I am deliberately ignoring ways to do this using TEXT functions – these are slow and to be avoided for this type of task.
Two ways to remove the time from a datetime in SQL
One way to remove the time is with a formula. The second way is to change the data type.
Remove the time from a SQL datetime using a formula
This is the code to remove the time:
I’ll explain how this works as it was quite confusing initially.
What this is doing is finding the number of whole days (without time) from the beginning of time (0) to the date you want to remove the time (DateToRemoveTime).
This is taking the number of whole days since time began which was calculated in Part 1 and adding this to the beginning of time (0).
As an example let’s say it’s 10.03 on the 14 Jan in Year 0. In SQL date format this would appear as something like 0000:01:14 10:03:00
Part 1 would see how many whole days have passed since the beginning of time, 0, and the 14 Jan in Year 0.
This is 14 days.
Part 2 would add these 14 days to the beginning of time – which would give the result 0000:01:14 00:00:00 – which is the date without the time.
Remove the time from a SQL datetime using the DATE datatype
In SQL 2008 there’s another way to remove the time.

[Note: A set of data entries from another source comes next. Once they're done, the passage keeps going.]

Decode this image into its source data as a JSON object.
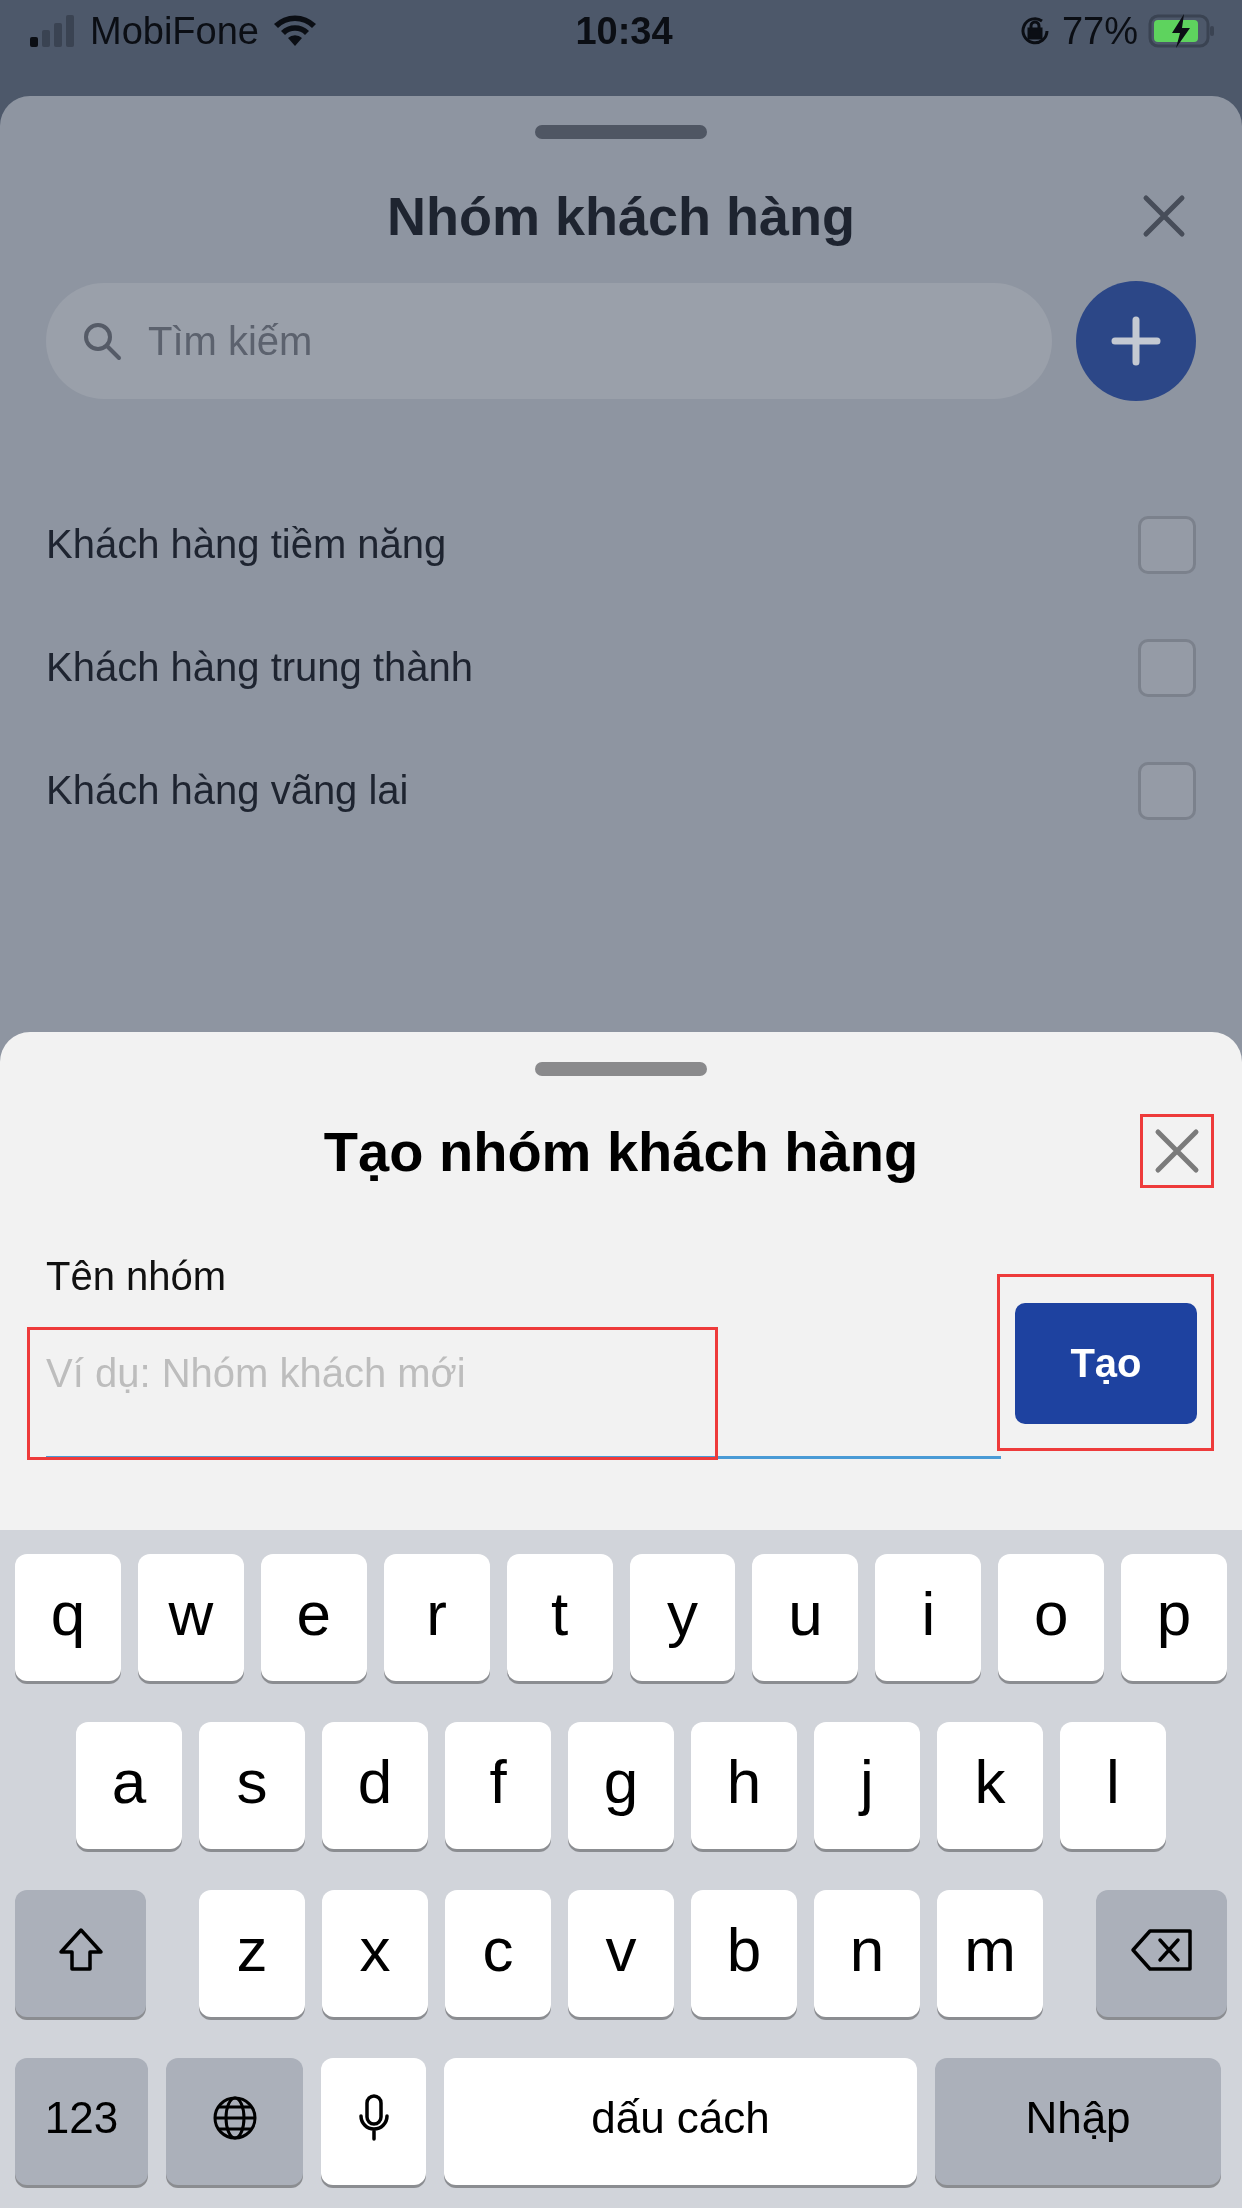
{
  "status_bar": {
    "carrier": "MobiFone",
    "time": "10:34",
    "battery": "77%"
  },
  "group_sheet": {
    "title": "Nhóm khách hàng",
    "search": {
      "placeholder": "Tìm kiếm"
    },
    "items": [
      {
        "label": "Khách hàng tiềm năng",
        "checked": false
      },
      {
        "label": "Khách hàng trung thành",
        "checked": false
      },
      {
        "label": "Khách hàng vãng lai",
        "checked": false
      }
    ]
  },
  "create_sheet": {
    "title": "Tạo nhóm khách hàng",
    "close_highlighted": true,
    "field_label": "Tên nhóm",
    "name_field": {
      "placeholder": "Ví dụ: Nhóm khách mới",
      "highlighted": true
    },
    "create_button": {
      "label": "Tạo",
      "highlighted": true
    }
  },
  "keyboard": {
    "rows": [
      {
        "keys": [
          {
            "kind": "letter",
            "label": "q"
          },
          {
            "kind": "letter",
            "label": "w"
          },
          {
            "kind": "letter",
            "label": "e"
          },
          {
            "kind": "letter",
            "label": "r"
          },
          {
            "kind": "letter",
            "label": "t"
          },
          {
            "kind": "letter",
            "label": "y"
          },
          {
            "kind": "letter",
            "label": "u"
          },
          {
            "kind": "letter",
            "label": "i"
          },
          {
            "kind": "letter",
            "label": "o"
          },
          {
            "kind": "letter",
            "label": "p"
          }
        ]
      },
      {
        "keys": [
          {
            "kind": "letter",
            "label": "a"
          },
          {
            "kind": "letter",
            "label": "s"
          },
          {
            "kind": "letter",
            "label": "d"
          },
          {
            "kind": "letter",
            "label": "f"
          },
          {
            "kind": "letter",
            "label": "g"
          },
          {
            "kind": "letter",
            "label": "h"
          },
          {
            "kind": "letter",
            "label": "j"
          },
          {
            "kind": "letter",
            "label": "k"
          },
          {
            "kind": "letter",
            "label": "l"
          }
        ]
      },
      {
        "keys": [
          {
            "kind": "shift"
          },
          {
            "kind": "letter",
            "label": "z"
          },
          {
            "kind": "letter",
            "label": "x"
          },
          {
            "kind": "letter",
            "label": "c"
          },
          {
            "kind": "letter",
            "label": "v"
          },
          {
            "kind": "letter",
            "label": "b"
          },
          {
            "kind": "letter",
            "label": "n"
          },
          {
            "kind": "letter",
            "label": "m"
          },
          {
            "kind": "backspace"
          }
        ]
      },
      {
        "keys": [
          {
            "kind": "mode",
            "label": "123"
          },
          {
            "kind": "globe"
          },
          {
            "kind": "mic"
          },
          {
            "kind": "space",
            "label": "dấu cách"
          },
          {
            "kind": "return",
            "label": "Nhập"
          }
        ]
      }
    ]
  }
}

Use the DATE datatype.
The syntax is very simple:
CAST(DateToRemoveTime as DATE)
The best method to remove the time from a SQL datetime

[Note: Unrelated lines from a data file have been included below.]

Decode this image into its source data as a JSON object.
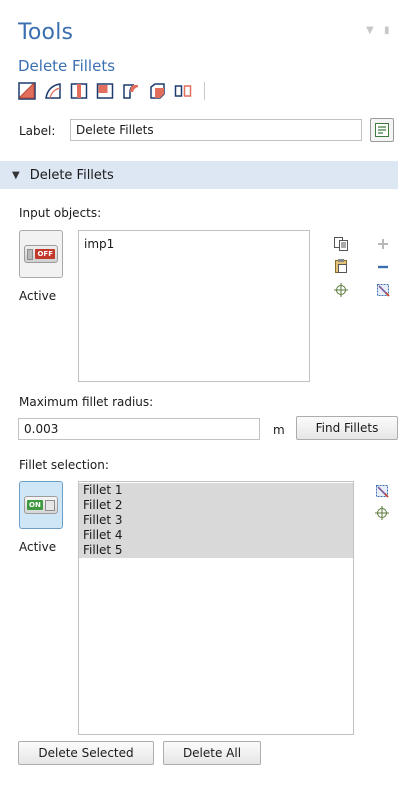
{
  "panel": {
    "title": "Tools",
    "subtitle": "Delete Fillets"
  },
  "toolbar": {
    "icons": [
      "select-objects-icon",
      "select-faces-icon",
      "select-edges-icon",
      "select-points-icon",
      "fillet-icon",
      "delete-face-icon",
      "split-icon"
    ]
  },
  "label_row": {
    "label": "Label:",
    "value": "Delete Fillets"
  },
  "section": {
    "title": "Delete Fillets"
  },
  "input_objects": {
    "label": "Input objects:",
    "toggle_text": "OFF",
    "active_label": "Active",
    "items": [
      "imp1"
    ]
  },
  "max_radius": {
    "label": "Maximum fillet radius:",
    "value": "0.003",
    "unit": "m",
    "find_button": "Find Fillets"
  },
  "fillet_selection": {
    "label": "Fillet selection:",
    "toggle_text": "ON",
    "active_label": "Active",
    "items": [
      "Fillet 1",
      "Fillet 2",
      "Fillet 3",
      "Fillet 4",
      "Fillet 5"
    ]
  },
  "buttons": {
    "delete_selected": "Delete Selected",
    "delete_all": "Delete All"
  },
  "colors": {
    "accent": "#3a6fb0",
    "section_bg": "#dde6f3",
    "selection_bg": "#d9d9d9"
  }
}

The next obvious question is which is the best method to use to remove the time portion from a date.
To test which method performs the best I ran both options on a dataset of 1.9m rows of data.

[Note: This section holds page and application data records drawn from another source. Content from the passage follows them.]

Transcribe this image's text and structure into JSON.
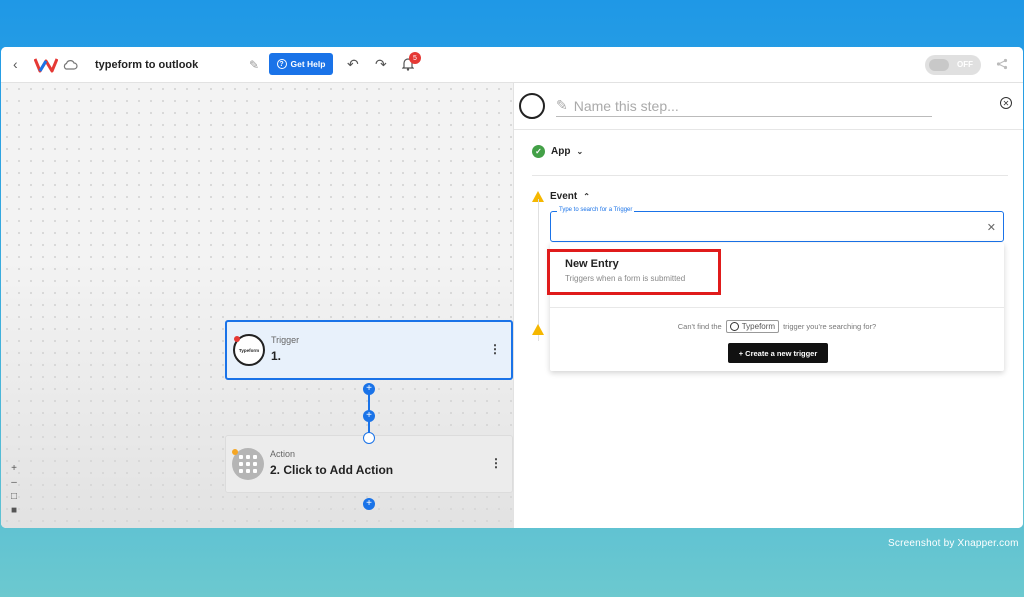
{
  "header": {
    "title": "typeform to outlook",
    "help_label": "Get Help",
    "notification_count": "5",
    "toggle_label": "OFF"
  },
  "canvas": {
    "trigger": {
      "type": "Trigger",
      "title": "1.",
      "icon_text": "Typeform"
    },
    "action": {
      "type": "Action",
      "title": "2. Click to Add Action"
    }
  },
  "panel": {
    "step_name_placeholder": "Name this step...",
    "app_label": "App",
    "event_label": "Event",
    "search": {
      "label": "Type to search for a Trigger",
      "value": ""
    },
    "options": [
      {
        "title": "New Entry",
        "description": "Triggers when a form is submitted"
      }
    ],
    "cant_find_prefix": "Can't find the",
    "cant_find_app": "Typeform",
    "cant_find_suffix": "trigger you're searching for?",
    "create_button": "+ Create a new trigger"
  },
  "watermark": "Screenshot by Xnapper.com",
  "colors": {
    "accent": "#1a73e8",
    "highlight": "#e01b1b",
    "success": "#43a047",
    "warning": "#f5b700"
  }
}
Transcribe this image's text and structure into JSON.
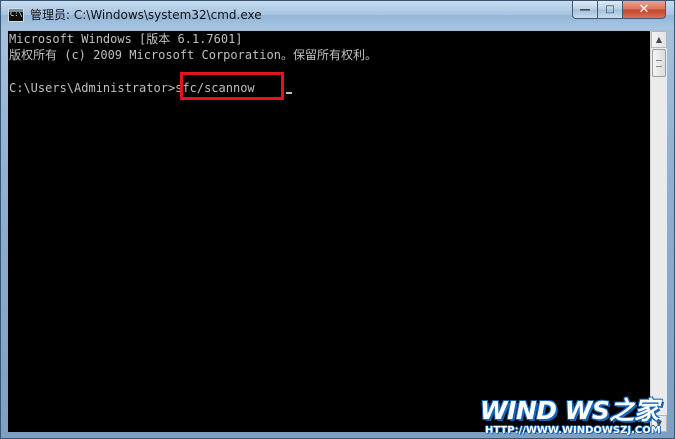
{
  "window": {
    "title": "管理员: C:\\Windows\\system32\\cmd.exe",
    "icon": "cmd-icon",
    "icon_glyph": "C:\\",
    "buttons": {
      "minimize": "—",
      "maximize": "□",
      "close": "✕"
    }
  },
  "console": {
    "lines": [
      "Microsoft Windows [版本 6.1.7601]",
      "版权所有 (c) 2009 Microsoft Corporation。保留所有权利。",
      "C:\\Users\\Administrator>sfc/scannow"
    ],
    "highlight_color": "#e5121f",
    "text_color": "#c0c0c0",
    "background": "#000000"
  },
  "scrollbar": {
    "up_glyph": "▲",
    "down_glyph": "▼"
  },
  "watermark": {
    "main": "WIND WS之家",
    "url": "HTTP://WWW.WINDOWSZJ.COM"
  }
}
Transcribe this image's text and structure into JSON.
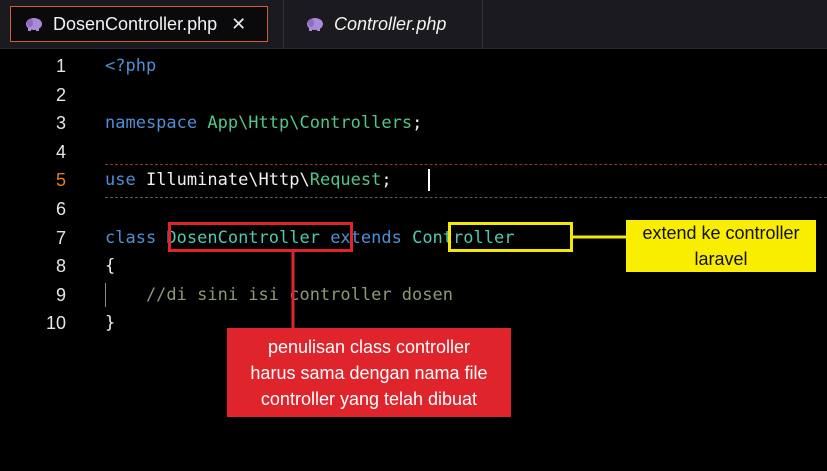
{
  "tabs": [
    {
      "label": "DosenController.php",
      "close": "✕",
      "icon": "php-elephant-icon",
      "active": true
    },
    {
      "label": "Controller.php",
      "icon": "php-elephant-icon",
      "active": false
    }
  ],
  "editor": {
    "lines": [
      {
        "num": "1",
        "tokens": [
          {
            "t": "<?php",
            "c": "kw"
          }
        ]
      },
      {
        "num": "2",
        "tokens": []
      },
      {
        "num": "3",
        "tokens": [
          {
            "t": "namespace ",
            "c": "kw"
          },
          {
            "t": "App\\Http\\Controllers",
            "c": "ns"
          },
          {
            "t": ";",
            "c": "plain"
          }
        ]
      },
      {
        "num": "4",
        "tokens": []
      },
      {
        "num": "5",
        "tokens": [
          {
            "t": "use ",
            "c": "kw"
          },
          {
            "t": "Illuminate\\Http\\",
            "c": "plain"
          },
          {
            "t": "Request",
            "c": "ns"
          },
          {
            "t": ";",
            "c": "plain"
          }
        ],
        "current": true
      },
      {
        "num": "6",
        "tokens": []
      },
      {
        "num": "7",
        "tokens": [
          {
            "t": "class ",
            "c": "kw"
          },
          {
            "t": "DosenController",
            "c": "cls"
          },
          {
            "t": " extends ",
            "c": "kw"
          },
          {
            "t": "Controller",
            "c": "cls"
          }
        ]
      },
      {
        "num": "8",
        "tokens": [
          {
            "t": "{",
            "c": "plain"
          }
        ]
      },
      {
        "num": "9",
        "tokens": [
          {
            "t": "    //di sini isi controller dosen",
            "c": "cm"
          }
        ]
      },
      {
        "num": "10",
        "tokens": [
          {
            "t": "}",
            "c": "plain"
          }
        ]
      }
    ]
  },
  "annotations": {
    "red_callout": "penulisan class controller harus sama dengan nama file controller yang telah dibuat",
    "yellow_callout": "extend ke controller laravel"
  },
  "colors": {
    "keyword": "#4f8fd6",
    "namespace": "#52c58a",
    "class": "#4ec9b0",
    "comment": "#8a9a78",
    "current_line_number": "#e07a2e",
    "red_annotation": "#e0242c",
    "yellow_annotation": "#f4e900"
  }
}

The DATE datatype returned the records in 15m 35s = 935s
Using the DATEADD and DATEDIFF technique took 16m 50s = 1020s
In this example using the DATE datatype was 10% faster – which is significant.
Therefore, based on this test using the DATE datatype is the best way to remove the time from a datetime in SQL.
I’m also aware of techniques to remove the time using text functions. DO NOT USE THESE – they are not handled in an optimal way by the SQL engine. They will be slower than the above techniques.